The Scrapbook

Being ‘The Emotional Catcher’s Mit’

A week’s worth of fast-balls

I’m still shaking the sting out from being ‘The Emotional Catcher’s Mit’ for the kids last week. See that adorable photo of my daughter and her butterfly? She was about to deliver it to our garden to undergo butterfly rehabilitation after a wing injury from a hail storm. It was adorable, it was magical ... and three minutes later, it would get obliterated by a passing car when the wind blew it out of her hand. 

We’d already had a tough few days with other issues they were navigating, and then this. It was a high-speed descent from euphoria to devastation. There I was, once again, being the catcher’s mit for an onslaught of intense emotions. 

‘It was a high-speed descent from euphoria to devastation.’

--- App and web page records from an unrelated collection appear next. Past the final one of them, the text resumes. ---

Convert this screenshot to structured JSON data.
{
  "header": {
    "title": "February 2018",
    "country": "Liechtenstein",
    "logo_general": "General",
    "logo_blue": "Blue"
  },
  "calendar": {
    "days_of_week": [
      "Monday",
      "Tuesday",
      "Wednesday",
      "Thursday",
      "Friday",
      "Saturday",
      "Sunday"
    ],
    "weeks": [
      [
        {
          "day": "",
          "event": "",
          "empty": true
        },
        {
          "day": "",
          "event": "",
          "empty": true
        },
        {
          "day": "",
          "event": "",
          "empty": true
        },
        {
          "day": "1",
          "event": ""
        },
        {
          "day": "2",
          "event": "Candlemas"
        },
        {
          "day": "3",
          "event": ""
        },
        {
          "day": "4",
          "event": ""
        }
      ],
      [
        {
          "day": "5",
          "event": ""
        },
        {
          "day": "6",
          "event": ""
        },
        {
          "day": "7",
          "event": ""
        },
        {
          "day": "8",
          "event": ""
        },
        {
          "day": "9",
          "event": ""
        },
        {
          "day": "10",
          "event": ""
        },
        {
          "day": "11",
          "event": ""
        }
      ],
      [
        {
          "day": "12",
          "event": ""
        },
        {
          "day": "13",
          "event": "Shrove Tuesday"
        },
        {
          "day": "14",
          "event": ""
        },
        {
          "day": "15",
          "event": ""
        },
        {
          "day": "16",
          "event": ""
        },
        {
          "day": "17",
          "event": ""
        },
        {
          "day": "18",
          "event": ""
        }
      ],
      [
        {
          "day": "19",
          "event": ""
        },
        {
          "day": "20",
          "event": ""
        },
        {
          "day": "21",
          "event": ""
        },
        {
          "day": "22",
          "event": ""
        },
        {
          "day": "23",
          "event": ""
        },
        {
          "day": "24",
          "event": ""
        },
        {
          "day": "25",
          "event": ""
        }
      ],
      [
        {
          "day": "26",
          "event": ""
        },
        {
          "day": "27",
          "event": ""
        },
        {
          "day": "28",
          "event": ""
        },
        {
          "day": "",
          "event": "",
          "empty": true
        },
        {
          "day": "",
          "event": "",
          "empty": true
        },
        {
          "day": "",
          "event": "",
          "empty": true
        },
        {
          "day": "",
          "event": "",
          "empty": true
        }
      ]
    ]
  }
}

Our kids need an emotionally regulated adult, to whom they have a strong attachment, to help regulate their emotions when they become dysregulated. They aren’t designed to do this on their own. It’s all part of building their resilience and understanding they can keep moving forward through emotional upheaval. I can’t explain how grateful (and frankly relieved) that I can be this person for them – to be trusted with their inner-most thoughts and feelings. But, holy smokes, does it have an impact. 

The impact of doing the emotional labour

Doing that hard, emotional labour is a role we play that can often not only be overlooked, but sometimes entirely unrecognised. But, the demand on our emotional, mental and physical resources is very real. There’s a reason we sometimes feel exhausted with nothing left to give. 

‘Doing that hard, emotional labour is a role we play that can often not only be overlooked, but sometimes entirely unrecognised.’

I’d love to give you a 2-minute ‘mum hack’ to entirely resolve that exhaustion if you’re feeling like I am right now. But, the truth is, it takes time, space and care to regenerate from intense periods of being that emotional catcher’s mit. If you’re yearning to be put on the bench for a while and left alone with the orange segments, that feeling is entirely appropriate. 

Orange segments and stretchy pants

Without the opportunity to regenerate, it’s a challenge to stay regulated ourselves; and if we can’t regulate ourselves, we can’t serve the ones that need us when they’re dysregulated. And with that, I’m taking off the catcher’s mit and popping on the active wear to walk in nature in sweet solitude. Good luck out there, folks. I hope your high-waisted, stretchy pants are close at hand for you, too.

That’s Not the Plan ... or is it?

If you want to make our tricky job of parenting a whole lot easier, we’ve written a book called, ‘That’s Not the Plan’. It’s designed in consultation with child development experts to help kids build resilience. Alongside your high-waisted, stretchy pants and some sweet solitude, it gives you easy, effective tools to help your kids when they’re in an emotional bind. Check it out on our website where you can read the whole thing from cover to cover. 

‘That's Not the Plan' is all about BUILDING RESILIENCE. Here's how it works ... In this one, we send the kids on a camping adventure where they learn to overcome different challenges and obstacles. They find out how to work through feelings of frustrations, anxiety, fear, and have to adapt to unexpected changes in plans. 

With the support of the people around them, the story helps kids build the foundations of resilience through problem solving, perseverance, mindful strategies and processing their emotions. You can rely on a camping scenario to deliver all those opportunities! It's all about building a toolbox of resilience strategies to use when life doesn't go to plan ... which, let's face it, happens quite often!

Hannah Davison is the author and co-founder of My Big Moments. Join ‘the village’ on Instagram at @mybigmoments for free practical help and support for parents and caregivers.